What Do You Do with the Survivors?
The Case for Providing Career Building Training and Coaching While People are Still There
by Michael Rosenberg
Has anybody ever thought of the stupidity of training people to run their careers AFTER they have lost their job? Wouldn't the time to have done that while they were working for the organization so that they would become more engaged and have a an opportunity to become a top performer?
We had a project at a large financial services institution a few years back. They had read my second book Flexible Thinker Guide to Extreme Career Performance and decided to bring us in to do a series of half-day workshops to help their employees manage their own careers. The organization had gone through some major changes and the organization, quite wisely in my opinion, had decided that they many of their staff were dependent on the organization to manage their career. “They were in a loyalty mindset,” commented the Vice President of Human Resources “where their security was dependent on longevity. We wanted to shift them to a commitment mindset where their security rested on their accomplishments.” Support was also set up internally through the web and mentoring/coaching. The results were startling. People knew how to measure their accomplishments and became focused on becoming performers, knowing that that was they would be rewarded and their security lied.
The reason that I am telling this story is because Sandra Boyd (my co-author) on the book and I tried to really push the success we had and the idea of internal career management in organizations. The common response was, “Why would we want to teach people to control their own careers. They might leave.” Even with our client we had to drop the ‘career’ part and call the piece ‘Extreme Performance’ (which it the most fitting name anyway ) and had to do away with the reference of your job being C.E.O. of a company called ‘Me Inc.’ because the organization was concerned that we may be undermining loyalty a little too much. After talking to many organizations and telling them that this is really what they need because nobody can predict the future, I realized how brave that organization was for doing what they did.
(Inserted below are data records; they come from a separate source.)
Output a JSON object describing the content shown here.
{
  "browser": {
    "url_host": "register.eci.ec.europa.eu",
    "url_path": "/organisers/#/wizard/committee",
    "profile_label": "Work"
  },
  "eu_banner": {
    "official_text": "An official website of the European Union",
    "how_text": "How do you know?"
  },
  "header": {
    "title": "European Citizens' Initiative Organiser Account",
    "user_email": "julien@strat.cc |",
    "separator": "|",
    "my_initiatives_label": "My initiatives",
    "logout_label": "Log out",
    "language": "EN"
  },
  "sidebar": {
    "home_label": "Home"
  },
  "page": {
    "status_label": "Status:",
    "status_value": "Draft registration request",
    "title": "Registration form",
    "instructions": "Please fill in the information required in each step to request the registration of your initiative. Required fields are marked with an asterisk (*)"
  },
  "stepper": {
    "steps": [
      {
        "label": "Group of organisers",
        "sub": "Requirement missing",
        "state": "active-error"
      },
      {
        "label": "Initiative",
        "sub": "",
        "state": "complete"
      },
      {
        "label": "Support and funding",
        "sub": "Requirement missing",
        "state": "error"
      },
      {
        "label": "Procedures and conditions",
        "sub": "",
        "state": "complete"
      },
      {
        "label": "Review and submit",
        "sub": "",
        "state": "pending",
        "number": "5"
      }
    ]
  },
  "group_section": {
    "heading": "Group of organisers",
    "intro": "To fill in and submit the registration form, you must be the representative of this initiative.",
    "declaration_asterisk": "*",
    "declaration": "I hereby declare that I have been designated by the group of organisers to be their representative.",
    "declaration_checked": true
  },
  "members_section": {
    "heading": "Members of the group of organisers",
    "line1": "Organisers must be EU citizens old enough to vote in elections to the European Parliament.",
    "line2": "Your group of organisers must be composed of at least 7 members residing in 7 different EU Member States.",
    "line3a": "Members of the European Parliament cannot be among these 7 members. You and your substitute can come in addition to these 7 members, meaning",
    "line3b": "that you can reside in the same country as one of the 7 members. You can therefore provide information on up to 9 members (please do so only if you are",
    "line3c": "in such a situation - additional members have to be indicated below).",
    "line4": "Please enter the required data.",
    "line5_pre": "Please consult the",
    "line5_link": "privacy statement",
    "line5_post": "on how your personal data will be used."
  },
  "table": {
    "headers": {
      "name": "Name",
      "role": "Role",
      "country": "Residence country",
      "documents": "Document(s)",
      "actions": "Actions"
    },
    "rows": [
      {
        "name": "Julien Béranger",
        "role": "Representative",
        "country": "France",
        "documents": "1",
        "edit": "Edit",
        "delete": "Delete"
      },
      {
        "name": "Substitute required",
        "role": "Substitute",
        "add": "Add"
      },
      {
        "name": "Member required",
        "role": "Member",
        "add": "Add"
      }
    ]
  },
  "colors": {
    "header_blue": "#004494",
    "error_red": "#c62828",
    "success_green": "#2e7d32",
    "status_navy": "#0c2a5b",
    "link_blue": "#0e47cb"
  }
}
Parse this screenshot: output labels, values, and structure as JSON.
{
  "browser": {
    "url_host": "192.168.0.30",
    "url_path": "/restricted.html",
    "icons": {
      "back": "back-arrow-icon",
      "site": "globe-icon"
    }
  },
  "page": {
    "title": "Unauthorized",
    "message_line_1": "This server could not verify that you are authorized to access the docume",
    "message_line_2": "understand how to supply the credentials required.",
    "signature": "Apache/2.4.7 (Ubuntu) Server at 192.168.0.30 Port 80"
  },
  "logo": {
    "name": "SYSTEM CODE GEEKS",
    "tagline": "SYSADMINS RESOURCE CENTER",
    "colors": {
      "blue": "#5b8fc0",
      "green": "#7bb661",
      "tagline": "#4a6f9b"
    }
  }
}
The reason that I am sharing this story is that obviously we are in difficult times. The organizational development and learning part my own practice has been very hard hit as organizations cut out all ‘non-essential spending’. We have refocused our energy as well in the career transition program that was the basis of the book to offer outplacement services. I cannot, however, help but think about the illogic of outplacement. After all, you are spending significant sums of money after people leave. You are not engendering ‘good feelings’ of the organization, the organization is not benefiting through increased performance and engagement and it really is not benefiting people to help them when it they are already out the door. It is tough to focus at the top of Maslow’s hierarchy of needs (self-actualization) and process new information when you are at the bottom of the hierarchy (basic), which is just finding a job. At this point too, there are no opportunities to create, measure and record the accomplishments that make up the basis of behavioral interviewing.
What to do with the survivors? Moving beyond career transition
How many of you are doing programs for the survivors? You have downsized the organization and now you have the people left whom you really want to keep. In fact, you HAVE to keep them in order to say in business. The problem is they are stressed out, not knowing if the ax is going to fall on them and then having to do more with less. What are you doing for them? How are you going to keep them engaged? Guess what, if they are so important to your organization they are probably just as valuable to other organizations. You may also be facing a retention issue as people get frustrated that a lot of the support that allowed them to become high performers is gone and they are not really sure where they stand as well. You may think that they should just be happy to keep their jobs (and they may) but once again it is a short-term solution. What I always laugh at is when I talk to organizations and they tell me they are going to give them more project management or sales training because those are the ‘core of our business’. No they are not the cores of your business. The people who work for you are the cores of your business.
Now is the time that your organization should be investing in internal career management. We have a change management course that is very good, but right now I will be the first to tell you even that is not even enough. You are asking people to do more with less. You want to keep them engaged so that you can still provide the service or product that people are depending on you for. You still need to retain good people and keep them engaged, especially if you are asking them to do more with less. What you need to do is to help your people think differently – about your organization, their careers and their performance (Does Human Resources have an Impact).
Bad times, like good times, come and go. Only those who have a culture of commitment where people’s security lies in their performance and not in the organization will be able to survive and grow.